BEGIN

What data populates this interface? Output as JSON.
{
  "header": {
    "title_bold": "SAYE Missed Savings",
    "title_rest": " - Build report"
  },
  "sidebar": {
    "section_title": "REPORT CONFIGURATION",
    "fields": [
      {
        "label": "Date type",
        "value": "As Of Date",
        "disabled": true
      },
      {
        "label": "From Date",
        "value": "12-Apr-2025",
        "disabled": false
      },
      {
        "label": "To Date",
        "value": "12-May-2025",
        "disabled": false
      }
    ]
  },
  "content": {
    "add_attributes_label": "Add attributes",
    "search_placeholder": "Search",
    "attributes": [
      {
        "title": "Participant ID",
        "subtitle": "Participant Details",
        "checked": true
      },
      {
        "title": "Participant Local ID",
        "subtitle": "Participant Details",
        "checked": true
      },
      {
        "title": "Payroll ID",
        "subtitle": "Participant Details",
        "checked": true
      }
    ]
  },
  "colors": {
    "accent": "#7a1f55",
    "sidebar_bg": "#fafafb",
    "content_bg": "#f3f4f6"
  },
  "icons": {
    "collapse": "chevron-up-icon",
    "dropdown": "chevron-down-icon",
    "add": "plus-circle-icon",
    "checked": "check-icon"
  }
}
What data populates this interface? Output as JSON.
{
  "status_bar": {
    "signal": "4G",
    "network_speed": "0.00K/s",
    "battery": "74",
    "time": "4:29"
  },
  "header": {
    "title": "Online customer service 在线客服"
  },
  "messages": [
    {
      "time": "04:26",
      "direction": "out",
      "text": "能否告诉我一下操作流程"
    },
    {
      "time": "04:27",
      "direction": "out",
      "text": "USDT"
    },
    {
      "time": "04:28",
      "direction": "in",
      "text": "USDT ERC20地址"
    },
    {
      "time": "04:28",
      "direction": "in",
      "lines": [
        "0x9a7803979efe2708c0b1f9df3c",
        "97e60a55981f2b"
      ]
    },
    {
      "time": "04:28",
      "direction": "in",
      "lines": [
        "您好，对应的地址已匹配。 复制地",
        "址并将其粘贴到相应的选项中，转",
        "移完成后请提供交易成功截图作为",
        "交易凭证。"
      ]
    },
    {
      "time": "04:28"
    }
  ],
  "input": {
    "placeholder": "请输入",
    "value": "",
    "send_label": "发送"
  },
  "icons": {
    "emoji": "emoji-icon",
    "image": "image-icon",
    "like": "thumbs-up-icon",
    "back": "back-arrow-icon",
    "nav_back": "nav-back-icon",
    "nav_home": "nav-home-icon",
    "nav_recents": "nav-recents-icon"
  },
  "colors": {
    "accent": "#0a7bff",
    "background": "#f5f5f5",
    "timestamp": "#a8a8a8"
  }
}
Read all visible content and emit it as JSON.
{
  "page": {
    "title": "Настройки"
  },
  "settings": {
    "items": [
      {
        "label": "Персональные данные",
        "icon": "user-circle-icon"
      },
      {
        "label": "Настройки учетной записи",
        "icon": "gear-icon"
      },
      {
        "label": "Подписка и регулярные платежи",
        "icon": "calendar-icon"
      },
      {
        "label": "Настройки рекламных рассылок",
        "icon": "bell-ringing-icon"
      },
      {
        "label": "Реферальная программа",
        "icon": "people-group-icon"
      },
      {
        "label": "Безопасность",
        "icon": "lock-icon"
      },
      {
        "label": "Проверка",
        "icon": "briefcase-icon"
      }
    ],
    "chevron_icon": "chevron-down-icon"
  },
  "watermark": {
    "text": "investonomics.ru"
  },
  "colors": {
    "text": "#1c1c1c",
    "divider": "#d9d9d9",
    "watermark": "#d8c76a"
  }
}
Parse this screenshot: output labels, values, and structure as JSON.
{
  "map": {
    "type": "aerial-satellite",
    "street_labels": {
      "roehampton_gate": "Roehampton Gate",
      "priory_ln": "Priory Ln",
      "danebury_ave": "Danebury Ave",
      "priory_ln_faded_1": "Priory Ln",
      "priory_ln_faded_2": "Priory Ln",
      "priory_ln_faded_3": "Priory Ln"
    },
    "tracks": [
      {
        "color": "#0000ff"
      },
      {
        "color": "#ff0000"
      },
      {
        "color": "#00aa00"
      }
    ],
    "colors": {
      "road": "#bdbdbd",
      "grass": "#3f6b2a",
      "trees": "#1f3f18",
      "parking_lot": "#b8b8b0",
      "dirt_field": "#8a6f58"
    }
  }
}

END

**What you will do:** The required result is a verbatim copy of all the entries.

**Finished task:**
What data populates this interface? Output as JSON.
{
  "header": {
    "title_bold": "SAYE Missed Savings",
    "title_rest": " - Build report"
  },
  "sidebar": {
    "section_title": "REPORT CONFIGURATION",
    "fields": [
      {
        "label": "Date type",
        "value": "As Of Date",
        "disabled": true
      },
      {
        "label": "From Date",
        "value": "12-Apr-2025",
        "disabled": false
      },
      {
        "label": "To Date",
        "value": "12-May-2025",
        "disabled": false
      }
    ]
  },
  "content": {
    "add_attributes_label": "Add attributes",
    "search_placeholder": "Search",
    "attributes": [
      {
        "title": "Participant ID",
        "subtitle": "Participant Details",
        "checked": true
      },
      {
        "title": "Participant Local ID",
        "subtitle": "Participant Details",
        "checked": true
      },
      {
        "title": "Payroll ID",
        "subtitle": "Participant Details",
        "checked": true
      }
    ]
  },
  "colors": {
    "accent": "#7a1f55",
    "sidebar_bg": "#fafafb",
    "content_bg": "#f3f4f6"
  },
  "icons": {
    "collapse": "chevron-up-icon",
    "dropdown": "chevron-down-icon",
    "add": "plus-circle-icon",
    "checked": "check-icon"
  }
}
What data populates this interface? Output as JSON.
{
  "status_bar": {
    "signal": "4G",
    "network_speed": "0.00K/s",
    "battery": "74",
    "time": "4:29"
  },
  "header": {
    "title": "Online customer service 在线客服"
  },
  "messages": [
    {
      "time": "04:26",
      "direction": "out",
      "text": "能否告诉我一下操作流程"
    },
    {
      "time": "04:27",
      "direction": "out",
      "text": "USDT"
    },
    {
      "time": "04:28",
      "direction": "in",
      "text": "USDT ERC20地址"
    },
    {
      "time": "04:28",
      "direction": "in",
      "lines": [
        "0x9a7803979efe2708c0b1f9df3c",
        "97e60a55981f2b"
      ]
    },
    {
      "time": "04:28",
      "direction": "in",
      "lines": [
        "您好，对应的地址已匹配。 复制地",
        "址并将其粘贴到相应的选项中，转",
        "移完成后请提供交易成功截图作为",
        "交易凭证。"
      ]
    },
    {
      "time": "04:28"
    }
  ],
  "input": {
    "placeholder": "请输入",
    "value": "",
    "send_label": "发送"
  },
  "icons": {
    "emoji": "emoji-icon",
    "image": "image-icon",
    "like": "thumbs-up-icon",
    "back": "back-arrow-icon",
    "nav_back": "nav-back-icon",
    "nav_home": "nav-home-icon",
    "nav_recents": "nav-recents-icon"
  },
  "colors": {
    "accent": "#0a7bff",
    "background": "#f5f5f5",
    "timestamp": "#a8a8a8"
  }
}
Read all visible content and emit it as JSON.
{
  "page": {
    "title": "Настройки"
  },
  "settings": {
    "items": [
      {
        "label": "Персональные данные",
        "icon": "user-circle-icon"
      },
      {
        "label": "Настройки учетной записи",
        "icon": "gear-icon"
      },
      {
        "label": "Подписка и регулярные платежи",
        "icon": "calendar-icon"
      },
      {
        "label": "Настройки рекламных рассылок",
        "icon": "bell-ringing-icon"
      },
      {
        "label": "Реферальная программа",
        "icon": "people-group-icon"
      },
      {
        "label": "Безопасность",
        "icon": "lock-icon"
      },
      {
        "label": "Проверка",
        "icon": "briefcase-icon"
      }
    ],
    "chevron_icon": "chevron-down-icon"
  },
  "watermark": {
    "text": "investonomics.ru"
  },
  "colors": {
    "text": "#1c1c1c",
    "divider": "#d9d9d9",
    "watermark": "#d8c76a"
  }
}
Parse this screenshot: output labels, values, and structure as JSON.
{
  "map": {
    "type": "aerial-satellite",
    "street_labels": {
      "roehampton_gate": "Roehampton Gate",
      "priory_ln": "Priory Ln",
      "danebury_ave": "Danebury Ave",
      "priory_ln_faded_1": "Priory Ln",
      "priory_ln_faded_2": "Priory Ln",
      "priory_ln_faded_3": "Priory Ln"
    },
    "tracks": [
      {
        "color": "#0000ff"
      },
      {
        "color": "#ff0000"
      },
      {
        "color": "#00aa00"
      }
    ],
    "colors": {
      "road": "#bdbdbd",
      "grass": "#3f6b2a",
      "trees": "#1f3f18",
      "parking_lot": "#b8b8b0",
      "dirt_field": "#8a6f58"
    }
  }
}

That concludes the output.